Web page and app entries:
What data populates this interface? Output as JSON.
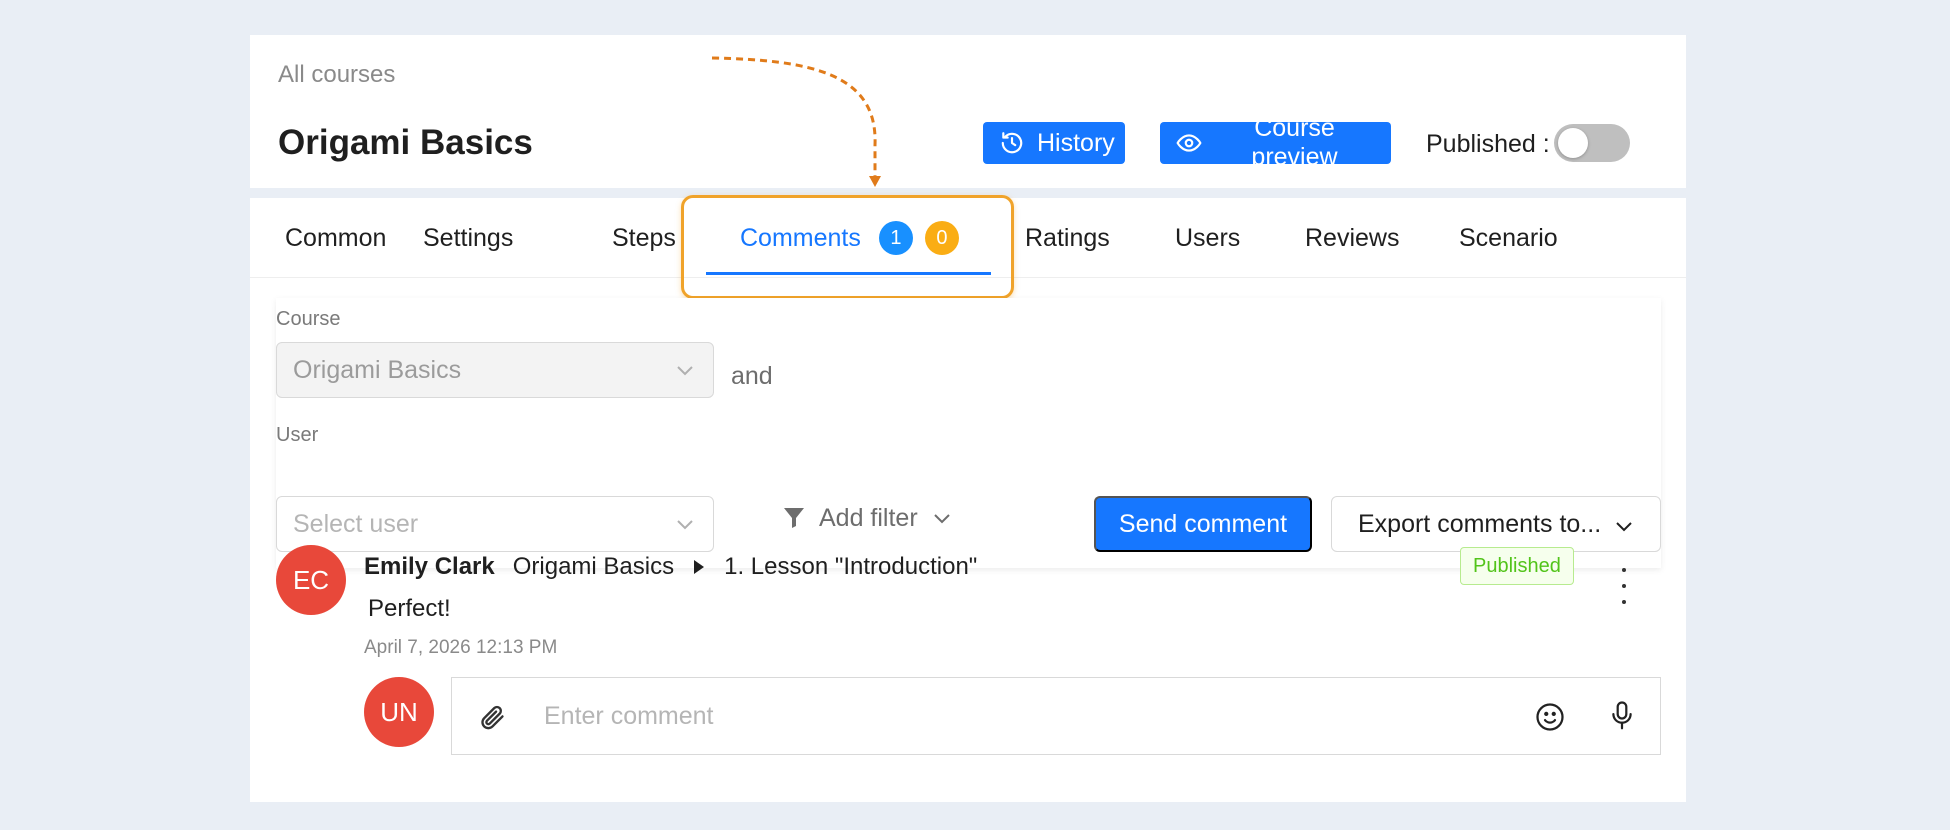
{
  "header": {
    "breadcrumb": "All courses",
    "title": "Origami Basics",
    "history_label": "History",
    "preview_label": "Course preview",
    "published_label": "Published",
    "published_on": false
  },
  "tabs": [
    {
      "label": "Common"
    },
    {
      "label": "Settings"
    },
    {
      "label": "Steps"
    },
    {
      "label": "Comments",
      "badge_blue": "1",
      "badge_orange": "0",
      "active": true
    },
    {
      "label": "Ratings"
    },
    {
      "label": "Users"
    },
    {
      "label": "Reviews"
    },
    {
      "label": "Scenario"
    }
  ],
  "filters": {
    "course_label": "Course",
    "course_value": "Origami Basics",
    "and_text": "and",
    "user_label": "User",
    "user_placeholder": "Select user",
    "add_filter_label": "Add filter",
    "send_label": "Send comment",
    "export_label": "Export comments to..."
  },
  "comment": {
    "avatar_initials": "EC",
    "author": "Emily Clark",
    "course": "Origami Basics",
    "lesson": "1. Lesson \"Introduction\"",
    "text": "Perfect!",
    "date": "April 7, 2026 12:13 PM",
    "status": "Published"
  },
  "reply": {
    "avatar_initials": "UN",
    "placeholder": "Enter comment"
  },
  "colors": {
    "primary": "#1677ff",
    "highlight": "#f0a32a",
    "avatar": "#e8483a",
    "published_tag": "#52c41a"
  }
}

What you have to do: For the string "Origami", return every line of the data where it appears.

Answer:
    "title": "Origami Basics",
    "course_value": "Origami Basics",
    "course": "Origami Basics",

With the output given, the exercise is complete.